For Google, a half a billion dollars is a drop in the bucket. But that money could have an outsize impact on the American tech giant’s ability to re-enter China.
Google said Monday that it would invest $550 million in JD.com, one of China’s biggest e-commerce companies. The investment was a reminder that China, with all its promise, has been largely closed off to American tech giants, thanks to government censorship and fierce competition from homegrown rivals like Alibaba.
That doesn’t mean that Silicon Valley moguls have abandoned hopes of building up their Chinese presences. Here’s where some of the top tech companies stand with their forays into China.
The company pulled its search services from mainland China in 2010, and its other important businesses have been hobbled. Android, for example, is the most popular mobile operating system in China, but Google services are stripped out for Chinese users.
As part of the JD.com investment, the Chinese online retailer will promote products on the Google Shopping platform.

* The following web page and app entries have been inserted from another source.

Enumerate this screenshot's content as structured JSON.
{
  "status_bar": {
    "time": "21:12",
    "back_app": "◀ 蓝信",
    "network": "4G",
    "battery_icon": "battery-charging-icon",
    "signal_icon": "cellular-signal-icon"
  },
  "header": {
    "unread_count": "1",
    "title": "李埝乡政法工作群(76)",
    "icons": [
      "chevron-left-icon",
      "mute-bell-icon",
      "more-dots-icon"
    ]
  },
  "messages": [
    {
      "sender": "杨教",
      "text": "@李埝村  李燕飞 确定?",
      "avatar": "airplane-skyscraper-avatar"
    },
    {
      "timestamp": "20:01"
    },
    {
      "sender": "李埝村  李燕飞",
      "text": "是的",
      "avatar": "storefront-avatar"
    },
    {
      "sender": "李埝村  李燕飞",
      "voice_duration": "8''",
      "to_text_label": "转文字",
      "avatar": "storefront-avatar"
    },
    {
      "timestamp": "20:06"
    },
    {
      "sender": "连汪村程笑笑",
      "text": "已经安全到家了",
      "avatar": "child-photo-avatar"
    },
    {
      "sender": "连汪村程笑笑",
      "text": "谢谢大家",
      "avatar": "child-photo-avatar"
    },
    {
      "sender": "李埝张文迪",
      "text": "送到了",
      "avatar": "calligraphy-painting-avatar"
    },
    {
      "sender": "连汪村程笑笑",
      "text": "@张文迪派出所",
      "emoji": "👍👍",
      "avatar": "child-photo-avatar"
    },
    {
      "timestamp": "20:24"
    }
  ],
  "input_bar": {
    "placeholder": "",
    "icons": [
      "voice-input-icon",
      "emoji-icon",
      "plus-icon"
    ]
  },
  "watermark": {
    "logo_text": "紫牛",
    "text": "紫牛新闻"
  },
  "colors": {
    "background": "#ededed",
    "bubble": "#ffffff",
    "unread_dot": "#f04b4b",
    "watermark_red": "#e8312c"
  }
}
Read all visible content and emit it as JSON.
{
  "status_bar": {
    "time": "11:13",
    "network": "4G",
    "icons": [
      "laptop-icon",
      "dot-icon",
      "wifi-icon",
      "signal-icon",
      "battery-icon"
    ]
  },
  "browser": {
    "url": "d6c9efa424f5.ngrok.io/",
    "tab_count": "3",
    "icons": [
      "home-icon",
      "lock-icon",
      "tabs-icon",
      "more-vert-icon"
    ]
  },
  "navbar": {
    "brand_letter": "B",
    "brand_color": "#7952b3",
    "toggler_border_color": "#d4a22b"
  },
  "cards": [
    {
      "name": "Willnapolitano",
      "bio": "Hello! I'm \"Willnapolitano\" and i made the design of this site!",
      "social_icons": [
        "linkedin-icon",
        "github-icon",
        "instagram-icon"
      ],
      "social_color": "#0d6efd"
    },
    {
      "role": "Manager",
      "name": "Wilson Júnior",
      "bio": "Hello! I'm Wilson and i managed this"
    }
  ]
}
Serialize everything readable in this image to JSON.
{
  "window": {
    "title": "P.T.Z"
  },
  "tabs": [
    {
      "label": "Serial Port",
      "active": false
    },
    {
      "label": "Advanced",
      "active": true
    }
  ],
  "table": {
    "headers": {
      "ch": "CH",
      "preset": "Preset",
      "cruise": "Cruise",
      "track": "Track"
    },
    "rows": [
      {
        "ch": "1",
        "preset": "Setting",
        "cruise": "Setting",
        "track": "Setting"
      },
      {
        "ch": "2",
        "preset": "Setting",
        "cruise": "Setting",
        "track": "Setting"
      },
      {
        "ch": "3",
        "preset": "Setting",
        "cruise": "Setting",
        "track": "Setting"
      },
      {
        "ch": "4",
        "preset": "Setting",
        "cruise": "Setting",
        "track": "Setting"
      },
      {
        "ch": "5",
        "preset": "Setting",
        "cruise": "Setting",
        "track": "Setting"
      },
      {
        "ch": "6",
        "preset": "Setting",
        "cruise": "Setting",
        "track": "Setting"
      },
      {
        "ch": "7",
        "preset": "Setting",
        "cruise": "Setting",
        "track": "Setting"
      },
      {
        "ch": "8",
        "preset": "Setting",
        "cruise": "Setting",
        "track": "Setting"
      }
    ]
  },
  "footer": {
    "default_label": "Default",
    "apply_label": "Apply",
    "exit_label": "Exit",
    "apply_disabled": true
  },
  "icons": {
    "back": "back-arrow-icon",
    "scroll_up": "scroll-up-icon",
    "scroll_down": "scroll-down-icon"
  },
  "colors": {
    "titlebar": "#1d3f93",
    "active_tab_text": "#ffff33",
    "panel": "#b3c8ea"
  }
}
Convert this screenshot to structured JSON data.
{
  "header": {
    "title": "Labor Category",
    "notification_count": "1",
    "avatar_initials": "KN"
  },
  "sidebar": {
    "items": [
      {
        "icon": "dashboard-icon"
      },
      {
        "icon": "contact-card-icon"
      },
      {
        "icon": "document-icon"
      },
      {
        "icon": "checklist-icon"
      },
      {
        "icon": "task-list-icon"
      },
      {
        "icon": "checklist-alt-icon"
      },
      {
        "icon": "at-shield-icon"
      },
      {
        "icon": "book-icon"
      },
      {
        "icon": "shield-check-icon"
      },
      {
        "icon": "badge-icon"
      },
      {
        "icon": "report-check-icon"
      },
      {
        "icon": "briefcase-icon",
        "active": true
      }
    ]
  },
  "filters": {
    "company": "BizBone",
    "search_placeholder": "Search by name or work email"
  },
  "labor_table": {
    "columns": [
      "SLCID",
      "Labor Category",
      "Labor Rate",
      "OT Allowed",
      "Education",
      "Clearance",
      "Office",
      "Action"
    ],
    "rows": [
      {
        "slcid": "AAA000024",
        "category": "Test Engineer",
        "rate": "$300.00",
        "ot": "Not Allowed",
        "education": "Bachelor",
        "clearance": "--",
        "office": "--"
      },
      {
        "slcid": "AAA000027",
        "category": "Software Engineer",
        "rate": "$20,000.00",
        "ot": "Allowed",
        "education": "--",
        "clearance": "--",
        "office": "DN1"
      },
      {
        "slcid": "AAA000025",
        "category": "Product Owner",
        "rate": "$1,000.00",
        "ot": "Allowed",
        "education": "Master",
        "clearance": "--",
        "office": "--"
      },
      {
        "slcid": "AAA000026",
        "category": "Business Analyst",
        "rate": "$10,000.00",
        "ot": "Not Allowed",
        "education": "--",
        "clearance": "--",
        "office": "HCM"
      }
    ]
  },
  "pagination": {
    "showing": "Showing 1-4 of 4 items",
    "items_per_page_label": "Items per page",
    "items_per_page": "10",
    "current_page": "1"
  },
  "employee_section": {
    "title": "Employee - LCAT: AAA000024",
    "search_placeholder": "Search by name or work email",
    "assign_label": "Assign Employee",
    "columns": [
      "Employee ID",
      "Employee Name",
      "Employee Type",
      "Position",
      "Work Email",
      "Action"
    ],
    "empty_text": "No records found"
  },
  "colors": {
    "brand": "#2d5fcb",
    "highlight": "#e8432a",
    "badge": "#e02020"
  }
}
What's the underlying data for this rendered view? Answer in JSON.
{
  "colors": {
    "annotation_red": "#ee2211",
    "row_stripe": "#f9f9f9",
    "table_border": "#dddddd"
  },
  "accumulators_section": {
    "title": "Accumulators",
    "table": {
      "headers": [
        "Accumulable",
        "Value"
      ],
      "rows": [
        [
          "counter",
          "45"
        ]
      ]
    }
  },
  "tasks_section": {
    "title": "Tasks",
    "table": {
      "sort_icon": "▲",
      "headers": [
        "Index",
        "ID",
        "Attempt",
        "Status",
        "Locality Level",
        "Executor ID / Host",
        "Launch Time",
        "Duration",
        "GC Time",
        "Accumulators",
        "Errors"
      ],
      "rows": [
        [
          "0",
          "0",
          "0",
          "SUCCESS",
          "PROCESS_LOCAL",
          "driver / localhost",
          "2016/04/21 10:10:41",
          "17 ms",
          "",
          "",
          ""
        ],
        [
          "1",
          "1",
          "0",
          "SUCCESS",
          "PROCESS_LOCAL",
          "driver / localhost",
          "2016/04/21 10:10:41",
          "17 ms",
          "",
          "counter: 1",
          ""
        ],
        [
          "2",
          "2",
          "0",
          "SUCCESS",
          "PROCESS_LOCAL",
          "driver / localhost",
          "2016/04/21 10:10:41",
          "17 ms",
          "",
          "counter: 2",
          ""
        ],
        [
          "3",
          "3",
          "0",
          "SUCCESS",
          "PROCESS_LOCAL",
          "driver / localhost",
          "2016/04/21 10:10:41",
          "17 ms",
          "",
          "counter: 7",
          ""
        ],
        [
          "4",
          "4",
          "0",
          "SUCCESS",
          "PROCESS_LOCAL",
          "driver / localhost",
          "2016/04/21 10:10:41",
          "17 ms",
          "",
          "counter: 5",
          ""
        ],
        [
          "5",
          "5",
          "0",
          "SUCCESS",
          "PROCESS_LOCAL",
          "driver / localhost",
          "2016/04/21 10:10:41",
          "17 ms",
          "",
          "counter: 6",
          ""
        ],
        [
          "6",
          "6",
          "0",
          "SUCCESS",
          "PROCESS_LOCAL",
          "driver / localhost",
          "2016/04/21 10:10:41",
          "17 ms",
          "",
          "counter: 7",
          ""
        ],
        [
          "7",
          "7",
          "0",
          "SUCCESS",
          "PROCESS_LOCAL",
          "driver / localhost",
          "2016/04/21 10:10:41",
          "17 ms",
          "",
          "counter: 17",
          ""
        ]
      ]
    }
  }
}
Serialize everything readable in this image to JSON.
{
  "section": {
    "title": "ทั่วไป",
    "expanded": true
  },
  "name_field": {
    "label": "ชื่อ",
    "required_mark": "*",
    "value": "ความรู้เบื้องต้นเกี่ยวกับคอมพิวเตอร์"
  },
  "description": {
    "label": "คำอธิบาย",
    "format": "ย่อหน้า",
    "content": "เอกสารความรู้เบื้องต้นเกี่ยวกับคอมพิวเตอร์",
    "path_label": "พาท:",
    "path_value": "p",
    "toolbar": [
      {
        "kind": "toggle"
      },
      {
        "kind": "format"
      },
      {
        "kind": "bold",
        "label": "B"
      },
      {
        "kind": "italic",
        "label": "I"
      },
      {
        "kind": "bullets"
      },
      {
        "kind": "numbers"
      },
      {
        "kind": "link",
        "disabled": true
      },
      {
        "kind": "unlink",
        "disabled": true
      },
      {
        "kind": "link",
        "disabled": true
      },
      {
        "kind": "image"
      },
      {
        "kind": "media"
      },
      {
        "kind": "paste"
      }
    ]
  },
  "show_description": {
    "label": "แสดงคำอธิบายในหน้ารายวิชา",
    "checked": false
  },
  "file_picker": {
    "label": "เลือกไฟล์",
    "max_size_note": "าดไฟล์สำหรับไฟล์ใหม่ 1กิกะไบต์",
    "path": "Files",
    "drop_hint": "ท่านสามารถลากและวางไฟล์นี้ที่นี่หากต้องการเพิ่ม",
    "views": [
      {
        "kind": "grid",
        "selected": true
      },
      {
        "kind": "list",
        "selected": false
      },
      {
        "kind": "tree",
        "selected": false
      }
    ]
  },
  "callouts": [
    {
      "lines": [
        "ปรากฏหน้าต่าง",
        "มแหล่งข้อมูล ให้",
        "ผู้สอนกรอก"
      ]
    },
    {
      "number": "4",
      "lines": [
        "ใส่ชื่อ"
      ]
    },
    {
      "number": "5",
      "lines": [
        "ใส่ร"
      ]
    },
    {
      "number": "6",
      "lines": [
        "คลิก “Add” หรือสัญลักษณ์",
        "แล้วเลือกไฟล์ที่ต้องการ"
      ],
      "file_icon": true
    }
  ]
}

The company also has other business lines in that country:
• A patent licensing partnership with Tencent, one of China’s biggest internet companies.
• Investments in start-ups like Chushou, a Chinese equivalent to the Twitch video game streaming site, and XtalPi, a biotechnology company.
• A small set of apps, like ones for file management and language translation.
China has blocked the social network in the mainland since 2009. But that hasn’t stopped the company from trying to re-establish beachheads in the country, including with a much-ballyhooed visit by Mark Zuckerberg in 2016, where he demonstrated his Mandarin speaking skills. Late last year, though, the executive who had led much of Facebook’s inroads into China left the company.
For now, here’s what Facebook has going in the country:
• A partnership with Xiaomi, the electronics maker, on creating virtual reality headsets for its Oculus platform. (Facebook knows Xiaomi well: The current head of Oculus, Hugo Barra, came over from the Chinese start-up.)
• Facebook released Colorful Balloons, a photo-sharing app similar to Facebook’s Moments, through a separate local company. (Colorful Balloons reportedly sank soon after its unveiling.)
• Though Facebook doesn’t operate in China, it remains an important market for ad spending, with advertising from Chinese companies and — somewhat surprisingly — local governments and state news media appearing on the social network to reach international audiences.
Unlike its internet-based rivals, Apple is free to sell its products and services in China, from iPhones to music streaming.
With 41 stores and hundreds of millions of iPhones sold in the country, there is arguably no American company in China as successful. But it has often found itself trying to strike a delicate balancing act, especially as the United States and China spar over trade. At times, Apple has complied with government demands, like removing apps that help Chinese users skirt censorship laws or opening a local data center in partnership with a local company.
Here’s one explanation why:
• China is the second-largest market for Apple, contributing 20 percent of overall sales. In Apple’s most recent fiscal year, which ended Sept. 30, the company reported $44 billion in net sales within China. (That figure was down from the previous year, thanks to lower iPhone sales.)
The company isn’t blocked in China. (Like Apple, it has sometimes bowed to Chinese government censors.) Its business just isn’t very big, dwarfed by Chinese rivals like Alibaba.
• Amazon’s cloud services offering, known as Amazon Web Services, remains a huge, promising business. But the company has had to sell some physical assets to its local partner to comply with Beijing rules.